When you have high turnover rate and low job offer acceptance rates, you may want to dissect the interview process to see where improvements can be made. The interview is an integral part in getting a quality hire. Are the hiring managers asking the right questions? How are the hiring managers behaving in the interviews? Do they know how to sell the company?

Have your hiring managers go through extensive training, complete with mock interviews. As a human resources professional, you could be surprised at how hiring managers are behaving in interviews.

Challenge: Getting decision makers on board

You’ve worked hard to measure and track all points of the candidate experience and you’ve come up with some ways to improve your process. Now you need approval to make your changes. This is where analytics come into play. Track everything! Decision makers like to see how changes will affect dollars and cents.

Bring the issue and a resolution up at the same time. Give them all the pieces – lay out time to fill, cost per hire, quality of hire, and training costs.

Retaining Top Talent

After you’ve attracted top talent with your magnetic employer brand, you must now work to retain the top talent. Employer branding is not just what you say about your company, it’s more importantly what your employees say about your company. After all, they know your dirty secrets, so they can share the good or the bad.

Have a 90 day plan

Design a strategy for the employee’s first 90 days to ensure a smooth transition. Have a dedicated person for the on-boarding process. Have a pep rally for new hires. Make them feel welcome!

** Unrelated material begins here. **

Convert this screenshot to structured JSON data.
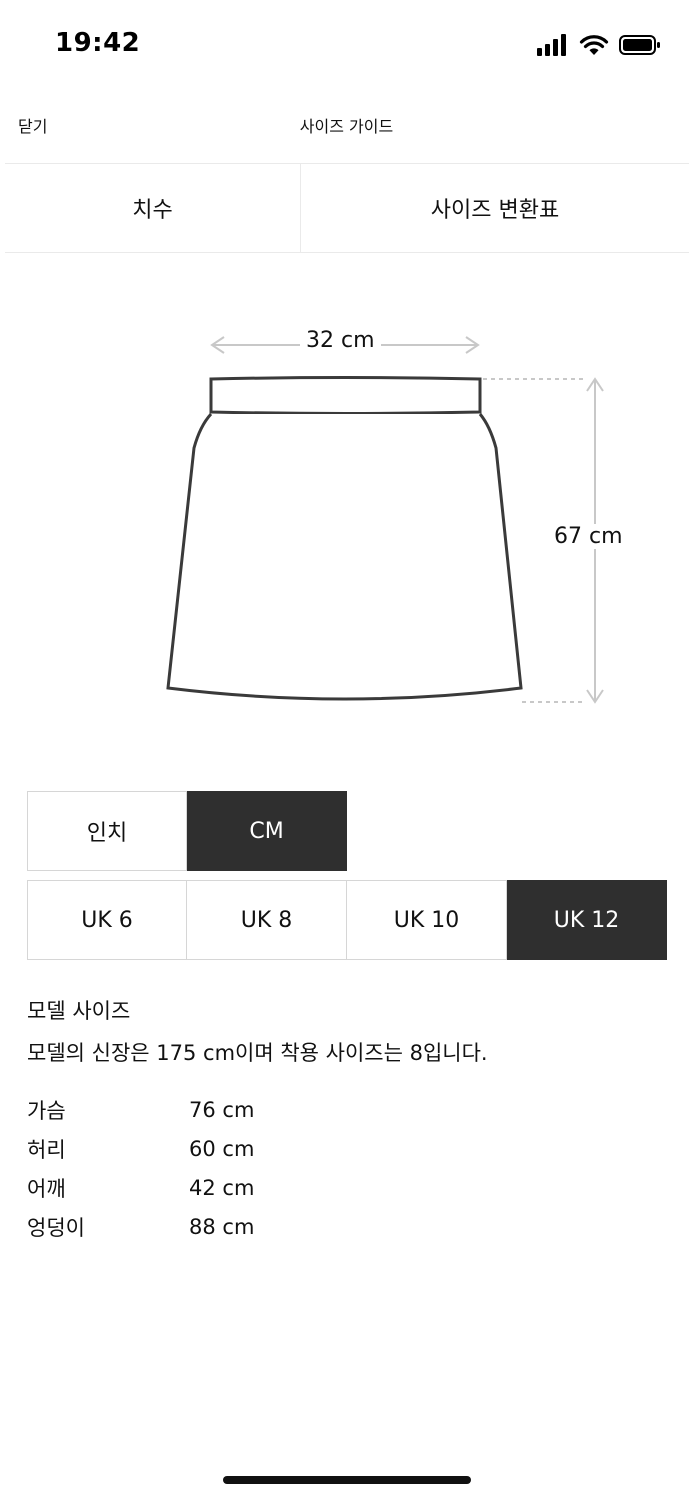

Set up a lunch with their direct manager as a hand-off from on-boarding to working.

Company culture

Company culture is key in retaining top talent. Take some time to evaluate how you are treating your employees and if they are happy working at your company. Employees like to be shown they’re valued, and something that your team may think is small, like having hot chocolate ready in the lobby on a cold day, are big things to employees. Show them you value what they do every day.

Your employee working space is also an important part of company culture. Your employees are spending eight or more hours a day in your company. Make their space enjoyable! Add some color to the walls. Create spaces for employee get- togethers.

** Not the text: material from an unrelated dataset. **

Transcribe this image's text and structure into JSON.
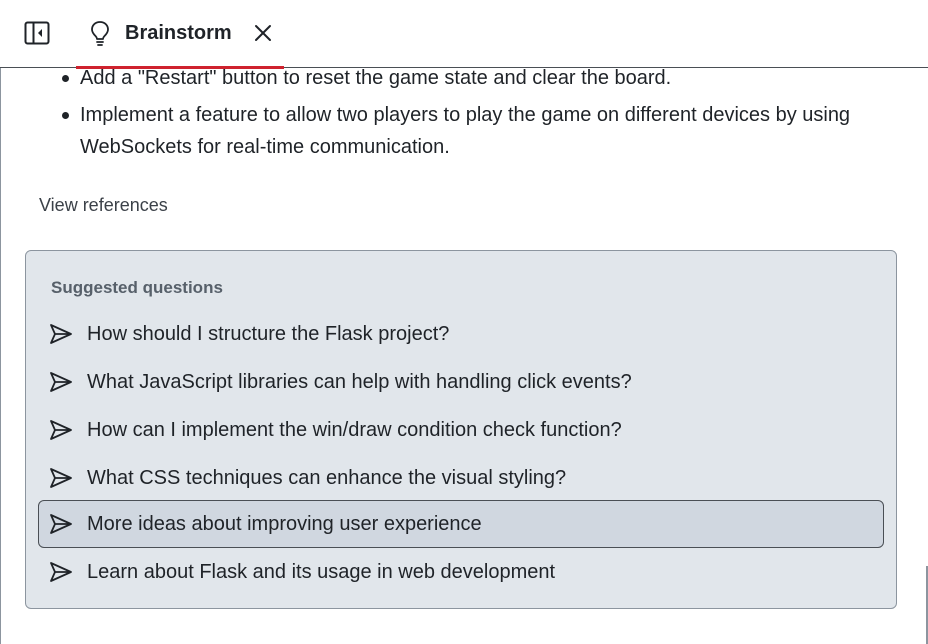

When making decisions that will impact your workforce, it’s important to communicate these changes. Did you change your benefits plan? Did you take away some perks? Form a team of ambassadors from each department to answer questions employees may have. When people understand why changes were made, they are less likely to backlash against them.

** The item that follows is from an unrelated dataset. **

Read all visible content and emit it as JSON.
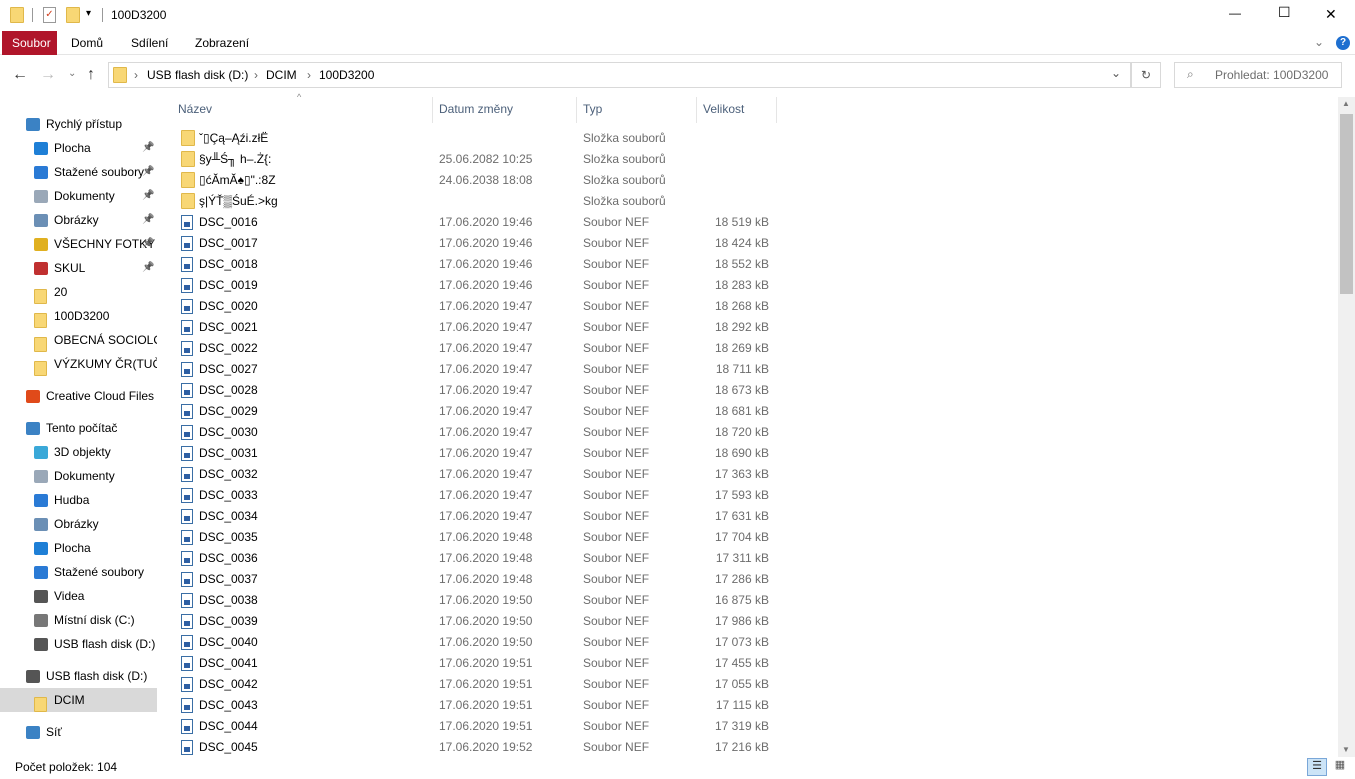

Form a culture committee to examine things like how employees feel about their work space and to evaluate how employees will feel about a proposed change.

Is your communication working? How do people feel about your company culture? Conduct engagement surveys to analyze your efforts.

Final Thoughts on Employer Branding

- Tell the truth and be authentic.
- Make sure branding message matches candidate experience.
- Believe in what you do and what you’re saying.
- Don’t underestimate power of candidate voice in the marketplace.
- Let data help you identify solutions.


Thank you to all our panelists and to our attendees. We enjoy hosting our Thought Leadership Events and look forward to hosting many more!

What attendees said about “Building a Magnetic Employer Brand”:

“The panel discussion was informative and provided interesting perspectives.”

“I found the speakers engaged, informative and passionate. The networking for me was instrumental and productive.”



Topics: Employee Engagement, Staffing & Recruiting

Posted by Advanced Resources on February 26, 2014